For the last four years, Eastern Mennonite University has finished as runner-up in the state rankings of colleges and universities participating in the national Recyclemania contest.
But not in 2015. This year, EMU surged to the top of the Virginia recycling competitors – regaining the crown it has previously held in 2008.
EMU ranked 53rd overall out of 232 participating colleges and universities, with a recycling rate of 45.025%, a 4% increase from last year.
“This is impressive, given that the field of competing schools has more than tripled in the past seven years,” says EMU recycling coordinator Matthew Freed. “This win highlights that EMU is a leader in recycling and sustainability among colleges and universities in the state of Virginia.”
Freed works to collect recycling with the help of student volunteers and the Earthkeepers Club, a mobilizing force on campus and in the Harrisonburg community since the 1970s. Recycling is collected by utility bike trailer. (This initiative was started by former recycling coordinator Jonathan Lantz-Trissel ’00, now campus sustainability coordinator.)

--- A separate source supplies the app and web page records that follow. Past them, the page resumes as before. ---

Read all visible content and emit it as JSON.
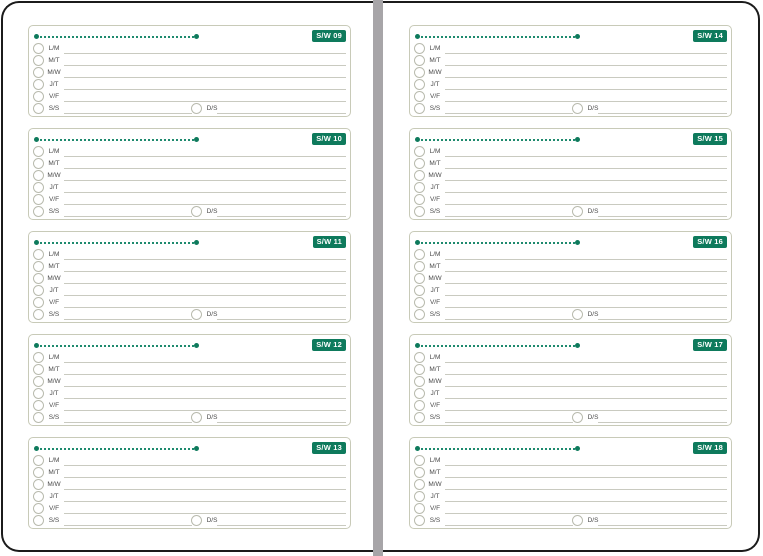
{
  "weeks": [
    {
      "label": "S/W 09"
    },
    {
      "label": "S/W 10"
    },
    {
      "label": "S/W 11"
    },
    {
      "label": "S/W 12"
    },
    {
      "label": "S/W 13"
    },
    {
      "label": "S/W 14"
    },
    {
      "label": "S/W 15"
    },
    {
      "label": "S/W 16"
    },
    {
      "label": "S/W 17"
    },
    {
      "label": "S/W 18"
    }
  ],
  "days": [
    "L/M",
    "M/T",
    "M/W",
    "J/T",
    "V/F",
    "S/S"
  ],
  "sunday_label": "D/S",
  "colors": {
    "accent": "#0e7a5c",
    "spine": "#a7a5a8",
    "border": "#1b1b1b"
  }
}
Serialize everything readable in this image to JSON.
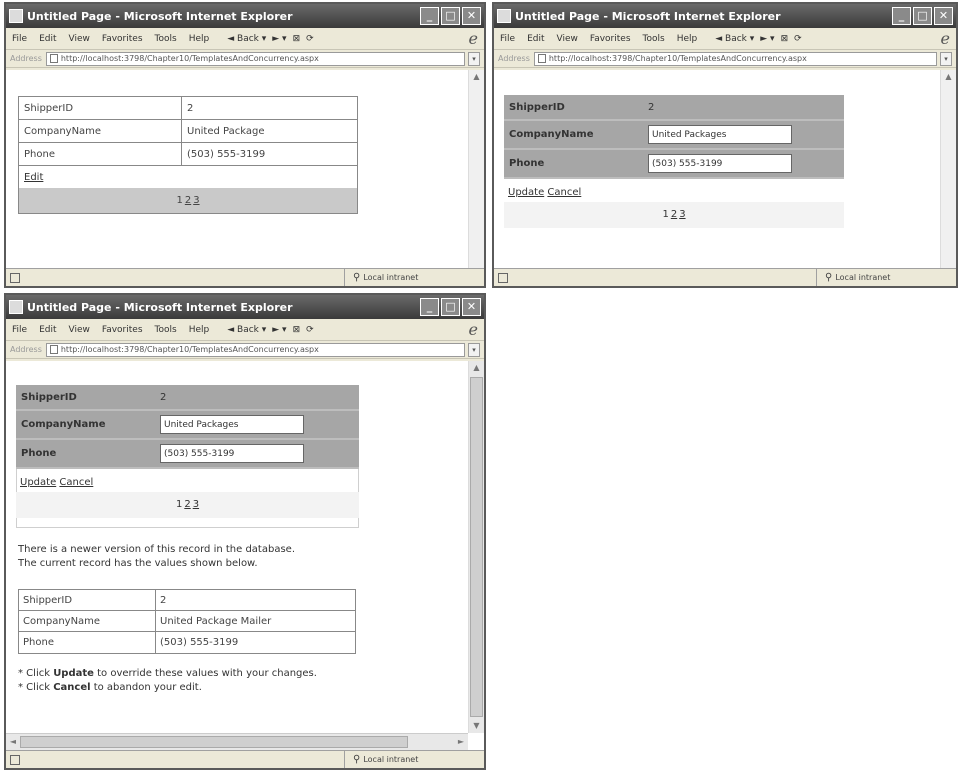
{
  "window": {
    "title": "Untitled Page - Microsoft Internet Explorer",
    "menu": [
      "File",
      "Edit",
      "View",
      "Favorites",
      "Tools",
      "Help"
    ],
    "back_label": "Back",
    "address_label": "Address",
    "url": "http://localhost:3798/Chapter10/TemplatesAndConcurrency.aspx",
    "status_zone": "Local intranet"
  },
  "screen1": {
    "fields": [
      {
        "name": "ShipperID",
        "value": "2"
      },
      {
        "name": "CompanyName",
        "value": "United Package"
      },
      {
        "name": "Phone",
        "value": "(503) 555-3199"
      }
    ],
    "edit_link": "Edit",
    "pager": [
      "1",
      "2",
      "3"
    ]
  },
  "screen2": {
    "shipper_label": "ShipperID",
    "shipper_value": "2",
    "company_label": "CompanyName",
    "company_value": "United Packages",
    "phone_label": "Phone",
    "phone_value": "(503) 555-3199",
    "update_link": "Update",
    "cancel_link": "Cancel",
    "pager": [
      "1",
      "2",
      "3"
    ]
  },
  "screen3": {
    "shipper_label": "ShipperID",
    "shipper_value": "2",
    "company_label": "CompanyName",
    "company_value": "United Packages",
    "phone_label": "Phone",
    "phone_value": "(503) 555-3199",
    "update_link": "Update",
    "cancel_link": "Cancel",
    "pager": [
      "1",
      "2",
      "3"
    ],
    "message_line1": "There is a newer version of this record in the database.",
    "message_line2": "The current record has the values shown below.",
    "db_fields": [
      {
        "name": "ShipperID",
        "value": "2"
      },
      {
        "name": "CompanyName",
        "value": "United Package Mailer"
      },
      {
        "name": "Phone",
        "value": "(503) 555-3199"
      }
    ],
    "instr1_pre": "* Click ",
    "instr1_bold": "Update",
    "instr1_post": " to override these values with your changes.",
    "instr2_pre": "* Click ",
    "instr2_bold": "Cancel",
    "instr2_post": " to abandon your edit."
  }
}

During the eight-week competition promoting waste reduction in campus communities, schools reported recycling and trash data, which was then ranked according to recyclables per capita, amount of total recyclables, and least amount of combined trash and recycling, according to the organization’s website.
To compare with other regional schools, James Madison University finished 77th with a 39% recycling rate, University of Virginia (UVA) finished 119th with a 32% recycling rate, and Mary Baldwin College finished 226th with a 7% recycling rate.
Antioch University of Seattle, this year’s winner, finished with a recycling rate of 96.7%.
EMU was second behind The College of William and Mary in 2013 and 2014, and third behind William and Mary and UVA in 2012.
During the Recyclemania competition, the recycling team also hosts weekly competitions, from which are drawn six semi-finalist individuals to compete in the RecycleMania Olympithon Extravaganza Yes! The champion is chosen through a tripartite points system, comprised of scores accumulated through an obstacle course race, a recycling weight-guessing game, and consistency in participation over the eight-week competition. This year’s winner was Robert Propst.